* WHAT NEEDS TO BE DONE *
I would like you to return all of the records exactly as they stand.

* MATERIAL FOR THE TASK *
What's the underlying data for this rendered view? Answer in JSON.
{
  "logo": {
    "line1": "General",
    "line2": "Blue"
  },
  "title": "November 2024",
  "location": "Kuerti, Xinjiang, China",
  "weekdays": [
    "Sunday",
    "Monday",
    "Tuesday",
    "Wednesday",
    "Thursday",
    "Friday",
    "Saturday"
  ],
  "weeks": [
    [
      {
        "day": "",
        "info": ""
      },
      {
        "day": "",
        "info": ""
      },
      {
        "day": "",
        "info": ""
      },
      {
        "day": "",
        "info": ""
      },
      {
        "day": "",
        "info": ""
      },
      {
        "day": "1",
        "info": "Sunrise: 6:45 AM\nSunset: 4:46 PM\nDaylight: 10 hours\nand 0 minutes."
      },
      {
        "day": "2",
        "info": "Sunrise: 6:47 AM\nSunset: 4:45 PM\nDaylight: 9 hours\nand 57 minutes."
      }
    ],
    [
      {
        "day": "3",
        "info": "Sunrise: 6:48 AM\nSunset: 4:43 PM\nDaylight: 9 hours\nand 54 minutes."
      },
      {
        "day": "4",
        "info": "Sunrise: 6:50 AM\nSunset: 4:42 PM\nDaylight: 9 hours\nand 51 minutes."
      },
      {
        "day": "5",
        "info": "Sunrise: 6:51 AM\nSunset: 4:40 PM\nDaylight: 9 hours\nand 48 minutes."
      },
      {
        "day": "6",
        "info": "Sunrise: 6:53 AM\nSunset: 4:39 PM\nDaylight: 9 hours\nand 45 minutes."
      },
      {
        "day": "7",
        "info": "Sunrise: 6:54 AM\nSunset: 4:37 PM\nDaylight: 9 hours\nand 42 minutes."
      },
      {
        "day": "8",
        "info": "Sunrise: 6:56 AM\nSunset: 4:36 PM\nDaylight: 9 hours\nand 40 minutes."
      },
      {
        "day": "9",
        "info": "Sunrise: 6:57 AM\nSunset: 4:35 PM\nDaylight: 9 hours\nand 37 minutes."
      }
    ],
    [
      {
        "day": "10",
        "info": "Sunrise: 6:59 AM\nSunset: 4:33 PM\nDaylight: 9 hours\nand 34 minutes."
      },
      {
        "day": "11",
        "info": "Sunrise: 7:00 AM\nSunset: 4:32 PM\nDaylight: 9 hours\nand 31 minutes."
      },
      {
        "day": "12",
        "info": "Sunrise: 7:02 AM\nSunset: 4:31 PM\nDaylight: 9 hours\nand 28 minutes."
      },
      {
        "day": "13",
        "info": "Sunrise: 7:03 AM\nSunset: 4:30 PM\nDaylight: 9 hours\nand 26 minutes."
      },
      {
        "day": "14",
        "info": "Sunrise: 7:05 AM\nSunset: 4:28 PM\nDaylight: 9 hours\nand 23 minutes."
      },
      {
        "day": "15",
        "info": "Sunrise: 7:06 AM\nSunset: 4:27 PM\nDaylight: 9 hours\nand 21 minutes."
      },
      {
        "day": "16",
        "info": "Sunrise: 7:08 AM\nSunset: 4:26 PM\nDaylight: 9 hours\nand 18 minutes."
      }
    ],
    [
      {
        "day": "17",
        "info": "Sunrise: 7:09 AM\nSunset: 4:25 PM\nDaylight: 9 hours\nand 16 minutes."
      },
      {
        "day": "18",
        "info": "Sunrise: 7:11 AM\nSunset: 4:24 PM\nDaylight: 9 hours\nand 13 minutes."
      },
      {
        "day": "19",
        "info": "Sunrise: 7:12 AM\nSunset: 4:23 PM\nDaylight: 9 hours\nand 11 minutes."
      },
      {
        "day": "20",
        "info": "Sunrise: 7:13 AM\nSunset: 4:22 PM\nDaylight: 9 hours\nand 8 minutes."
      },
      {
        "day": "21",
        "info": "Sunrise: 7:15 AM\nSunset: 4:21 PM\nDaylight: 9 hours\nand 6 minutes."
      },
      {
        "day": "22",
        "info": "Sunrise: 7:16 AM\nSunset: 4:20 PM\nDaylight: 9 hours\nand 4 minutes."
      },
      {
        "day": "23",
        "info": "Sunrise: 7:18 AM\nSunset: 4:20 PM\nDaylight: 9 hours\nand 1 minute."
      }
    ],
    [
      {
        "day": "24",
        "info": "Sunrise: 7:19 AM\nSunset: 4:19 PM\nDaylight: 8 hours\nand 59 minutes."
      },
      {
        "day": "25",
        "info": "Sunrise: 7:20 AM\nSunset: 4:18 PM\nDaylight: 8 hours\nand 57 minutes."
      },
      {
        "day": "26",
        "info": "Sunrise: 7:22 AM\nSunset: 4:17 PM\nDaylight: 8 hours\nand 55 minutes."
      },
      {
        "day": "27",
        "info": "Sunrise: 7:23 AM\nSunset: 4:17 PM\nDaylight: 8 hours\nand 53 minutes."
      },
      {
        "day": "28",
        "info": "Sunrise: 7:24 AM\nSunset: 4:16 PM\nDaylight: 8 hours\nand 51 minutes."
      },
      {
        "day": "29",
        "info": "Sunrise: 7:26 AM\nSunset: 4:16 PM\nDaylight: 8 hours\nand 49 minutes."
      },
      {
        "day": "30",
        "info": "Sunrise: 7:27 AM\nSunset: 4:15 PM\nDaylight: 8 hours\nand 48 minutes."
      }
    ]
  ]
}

* TASK RESPONSE *
What's the underlying data for this rendered view? Answer in JSON.
{
  "logo": {
    "line1": "General",
    "line2": "Blue"
  },
  "title": "November 2024",
  "location": "Kuerti, Xinjiang, China",
  "weekdays": [
    "Sunday",
    "Monday",
    "Tuesday",
    "Wednesday",
    "Thursday",
    "Friday",
    "Saturday"
  ],
  "weeks": [
    [
      {
        "day": "",
        "info": ""
      },
      {
        "day": "",
        "info": ""
      },
      {
        "day": "",
        "info": ""
      },
      {
        "day": "",
        "info": ""
      },
      {
        "day": "",
        "info": ""
      },
      {
        "day": "1",
        "info": "Sunrise: 6:45 AM\nSunset: 4:46 PM\nDaylight: 10 hours\nand 0 minutes."
      },
      {
        "day": "2",
        "info": "Sunrise: 6:47 AM\nSunset: 4:45 PM\nDaylight: 9 hours\nand 57 minutes."
      }
    ],
    [
      {
        "day": "3",
        "info": "Sunrise: 6:48 AM\nSunset: 4:43 PM\nDaylight: 9 hours\nand 54 minutes."
      },
      {
        "day": "4",
        "info": "Sunrise: 6:50 AM\nSunset: 4:42 PM\nDaylight: 9 hours\nand 51 minutes."
      },
      {
        "day": "5",
        "info": "Sunrise: 6:51 AM\nSunset: 4:40 PM\nDaylight: 9 hours\nand 48 minutes."
      },
      {
        "day": "6",
        "info": "Sunrise: 6:53 AM\nSunset: 4:39 PM\nDaylight: 9 hours\nand 45 minutes."
      },
      {
        "day": "7",
        "info": "Sunrise: 6:54 AM\nSunset: 4:37 PM\nDaylight: 9 hours\nand 42 minutes."
      },
      {
        "day": "8",
        "info": "Sunrise: 6:56 AM\nSunset: 4:36 PM\nDaylight: 9 hours\nand 40 minutes."
      },
      {
        "day": "9",
        "info": "Sunrise: 6:57 AM\nSunset: 4:35 PM\nDaylight: 9 hours\nand 37 minutes."
      }
    ],
    [
      {
        "day": "10",
        "info": "Sunrise: 6:59 AM\nSunset: 4:33 PM\nDaylight: 9 hours\nand 34 minutes."
      },
      {
        "day": "11",
        "info": "Sunrise: 7:00 AM\nSunset: 4:32 PM\nDaylight: 9 hours\nand 31 minutes."
      },
      {
        "day": "12",
        "info": "Sunrise: 7:02 AM\nSunset: 4:31 PM\nDaylight: 9 hours\nand 28 minutes."
      },
      {
        "day": "13",
        "info": "Sunrise: 7:03 AM\nSunset: 4:30 PM\nDaylight: 9 hours\nand 26 minutes."
      },
      {
        "day": "14",
        "info": "Sunrise: 7:05 AM\nSunset: 4:28 PM\nDaylight: 9 hours\nand 23 minutes."
      },
      {
        "day": "15",
        "info": "Sunrise: 7:06 AM\nSunset: 4:27 PM\nDaylight: 9 hours\nand 21 minutes."
      },
      {
        "day": "16",
        "info": "Sunrise: 7:08 AM\nSunset: 4:26 PM\nDaylight: 9 hours\nand 18 minutes."
      }
    ],
    [
      {
        "day": "17",
        "info": "Sunrise: 7:09 AM\nSunset: 4:25 PM\nDaylight: 9 hours\nand 16 minutes."
      },
      {
        "day": "18",
        "info": "Sunrise: 7:11 AM\nSunset: 4:24 PM\nDaylight: 9 hours\nand 13 minutes."
      },
      {
        "day": "19",
        "info": "Sunrise: 7:12 AM\nSunset: 4:23 PM\nDaylight: 9 hours\nand 11 minutes."
      },
      {
        "day": "20",
        "info": "Sunrise: 7:13 AM\nSunset: 4:22 PM\nDaylight: 9 hours\nand 8 minutes."
      },
      {
        "day": "21",
        "info": "Sunrise: 7:15 AM\nSunset: 4:21 PM\nDaylight: 9 hours\nand 6 minutes."
      },
      {
        "day": "22",
        "info": "Sunrise: 7:16 AM\nSunset: 4:20 PM\nDaylight: 9 hours\nand 4 minutes."
      },
      {
        "day": "23",
        "info": "Sunrise: 7:18 AM\nSunset: 4:20 PM\nDaylight: 9 hours\nand 1 minute."
      }
    ],
    [
      {
        "day": "24",
        "info": "Sunrise: 7:19 AM\nSunset: 4:19 PM\nDaylight: 8 hours\nand 59 minutes."
      },
      {
        "day": "25",
        "info": "Sunrise: 7:20 AM\nSunset: 4:18 PM\nDaylight: 8 hours\nand 57 minutes."
      },
      {
        "day": "26",
        "info": "Sunrise: 7:22 AM\nSunset: 4:17 PM\nDaylight: 8 hours\nand 55 minutes."
      },
      {
        "day": "27",
        "info": "Sunrise: 7:23 AM\nSunset: 4:17 PM\nDaylight: 8 hours\nand 53 minutes."
      },
      {
        "day": "28",
        "info": "Sunrise: 7:24 AM\nSunset: 4:16 PM\nDaylight: 8 hours\nand 51 minutes."
      },
      {
        "day": "29",
        "info": "Sunrise: 7:26 AM\nSunset: 4:16 PM\nDaylight: 8 hours\nand 49 minutes."
      },
      {
        "day": "30",
        "info": "Sunrise: 7:27 AM\nSunset: 4:15 PM\nDaylight: 8 hours\nand 48 minutes."
      }
    ]
  ]
}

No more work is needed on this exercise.